I decided to cook them like collards at any rate, braised slowly with bacon, onions, chicken stock, honey and cider vinegar. To play off these flavors, I knew I was going to be roasting fingerling potatoes with fresh herbs and braising some chicken, preferably with apples and cream, for an autumn-inspired fricassee, but without warning my Southern-French dinner took an Asian turn. Shallots and tarragon morphed into shallots, garlic and ginger with sweet curry powder, a more complex flavor that played off both the tender apples and sweet-tart-savory greens. And although the crisp-creamy texture of those roasted fingerlings would have been at home on virtually any plate, they were delicious sopped through the curried gravy.
Curried Chicken-Apple Fricassee with Salt-Roasted Fingerlings
2-4 chicken pieces, preferably skin-on and bone-in (I used two skin-on, boneless chicken breasts)
2 small shallots, minced
2 tsp fresh ginger, minced
2 garlic cloves, minced
1/2 C white wine
1/4 tsp dried lemongrass
1 tsp sweet curry powder
1 C chicken stock, preferably homemade
1/2 C heavy cream
2 small tart apples, peeled, cored and sliced into eighths
Salt-Roasted Fingerling Potatoes (recipe below)
Heat a large saute pan over medium high heat and add the chicken, skin-side down (if using skinless pieces, add some oil first); sear until the skin is nicely browned and much of the fat has rendered out. Turn and sear on the other side until golden, then remove to a plate and pour off all but 1-2 tablespoons of fat. Reduce the heat to medium and sauté the shallots, ginger and garlic until fragrant. (I used some of my sake-preserved ginger for this recipe and it worked beautifully—already peeled and sliced, it was faster to mince than fresh and tasted just as good. I will be storing my ginger this way from now on.)

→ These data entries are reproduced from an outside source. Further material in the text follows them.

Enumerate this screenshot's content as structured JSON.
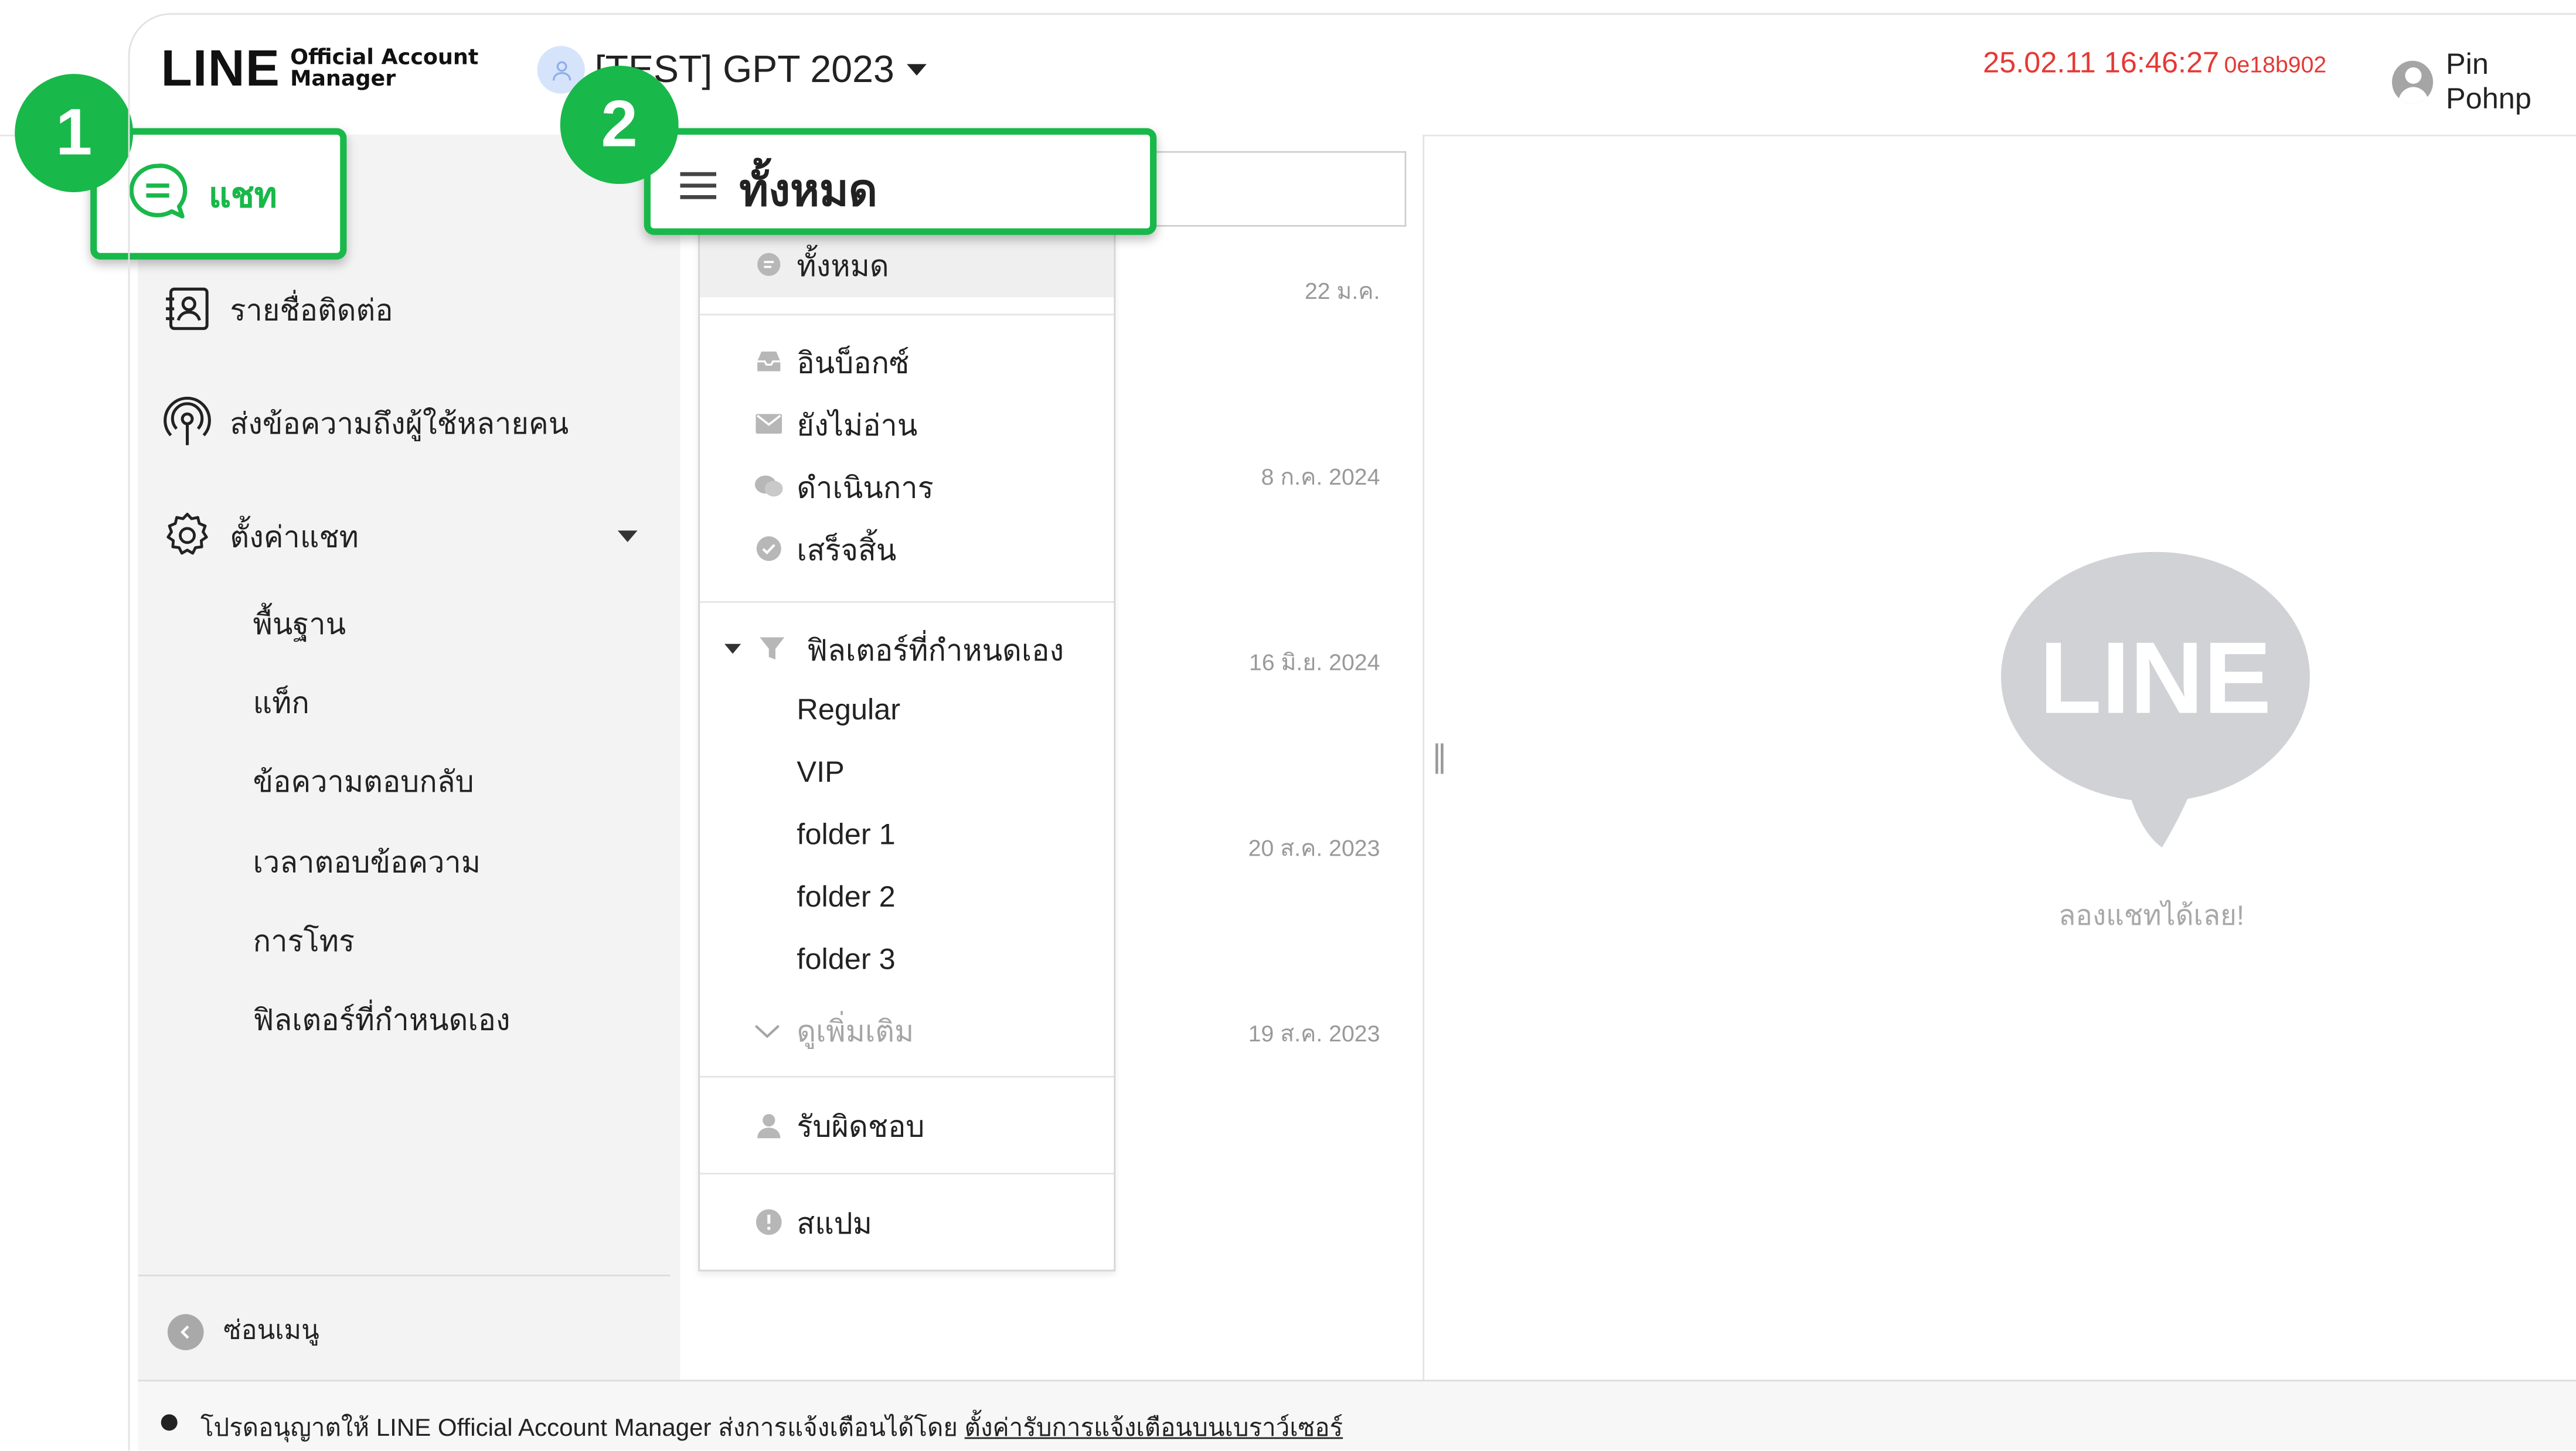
{
  "header": {
    "logo_word": "LINE",
    "logo_sub_1": "Official Account",
    "logo_sub_2": "Manager",
    "account_name": "[TEST] GPT 2023",
    "timestamp": "25.02.11 16:46:27",
    "session_id": "0e18b902",
    "user_name": "Pin Pohnp"
  },
  "sidebar": {
    "chat": "แชท",
    "contacts": "รายชื่อติดต่อ",
    "broadcast": "ส่งข้อความถึงผู้ใช้หลายคน",
    "settings": "ตั้งค่าแชท",
    "settings_children": [
      "พื้นฐาน",
      "แท็ก",
      "ข้อความตอบกลับ",
      "เวลาตอบข้อความ",
      "การโทร",
      "ฟิลเตอร์ที่กำหนดเอง"
    ],
    "hide_menu": "ซ่อนเมนู"
  },
  "filter": {
    "selected": "ทั้งหมด"
  },
  "dropdown": {
    "all": "ทั้งหมด",
    "inbox": "อินบ็อกซ์",
    "unread": "ยังไม่อ่าน",
    "in_progress": "ดำเนินการ",
    "done": "เสร็จสิ้น",
    "custom_filters": "ฟิลเตอร์ที่กำหนดเอง",
    "custom_list": [
      "Regular",
      "VIP",
      "folder 1",
      "folder 2",
      "folder 3"
    ],
    "see_more": "ดูเพิ่มเติม",
    "assigned": "รับผิดชอบ",
    "spam": "สแปม"
  },
  "chat_dates": [
    "22 ม.ค.",
    "8 ก.ค. 2024",
    "16 มิ.ย. 2024",
    "20 ส.ค. 2023",
    "19 ส.ค. 2023"
  ],
  "empty_state": {
    "logo_text": "LINE",
    "message": "ลองแชทได้เลย!"
  },
  "footer": {
    "text": "โปรดอนุญาตให้ LINE Official Account Manager ส่งการแจ้งเตือนได้โดย",
    "link": "ตั้งค่ารับการแจ้งเตือนบนเบราว์เซอร์"
  },
  "badges": [
    "1",
    "2"
  ],
  "colors": {
    "brand_green": "#19b84a",
    "timestamp_red": "#e53935",
    "sidebar_bg": "#f3f3f4"
  }
}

Add the white wine, lemongrass and curry powder to the saute pan and simmer briskly until it has virtually all boiled off and only a paste remains. Immediately add the chicken stock and heavy cream, and stir to combine; return the chicken to the pot, skin-side up. Reduce heat to bring the mixture to a slow simmer, cover, and cook for 15-20 minutes, until just cooked through (bone-in pieces may take a few minutes longer). Remove the lid, add the apple slices around the chicken, and turn up the heat to medium high, enough to get a hard simmer. Cook for several more minutes, until the apples are tender and the sauce has thickened and reduced to a gravy-like consistency. Taste and add salt and pepper if necessary.
Source: Freely adapted from Epicurious.
Salt-Roasted Fingerling Potatoes
1 lb fingerling potatoes, scrubbed but whole
1/4 C olive oil
1 tsp kosher salt
Freshly ground pepper, to taste
1 T fresh herbs, finely chopped (any combination)
Preheat the oven to 450F. Bring 4 quarts of water to a boil, and cook potatoes for 10 minutes (15 minutes if very large). Drain and plunge into a bowl of ice water. Drain the potatoes in a strainer.
Meanwhile, combine olive oil, salt, pepper and herbs in a small bowl. Pour over the potatoes in the strainer and simultaneously toss with your other hand until they are evenly coated with the oil mixture; any excess will drain out under the strainer, so keep it in the sink or put another bowl underneath to catch it. Some of the seasonings will remain with the excess oil.
Place potatoes into a shallow roasting pan sufficiently large to accommodate them in one layer. Roast in the preheated oven for 10-15 minutes until the potatoes have crisp skin with some browned spots and offer minimal resistance to a knife.
Source: Adapted from The Heart of New England.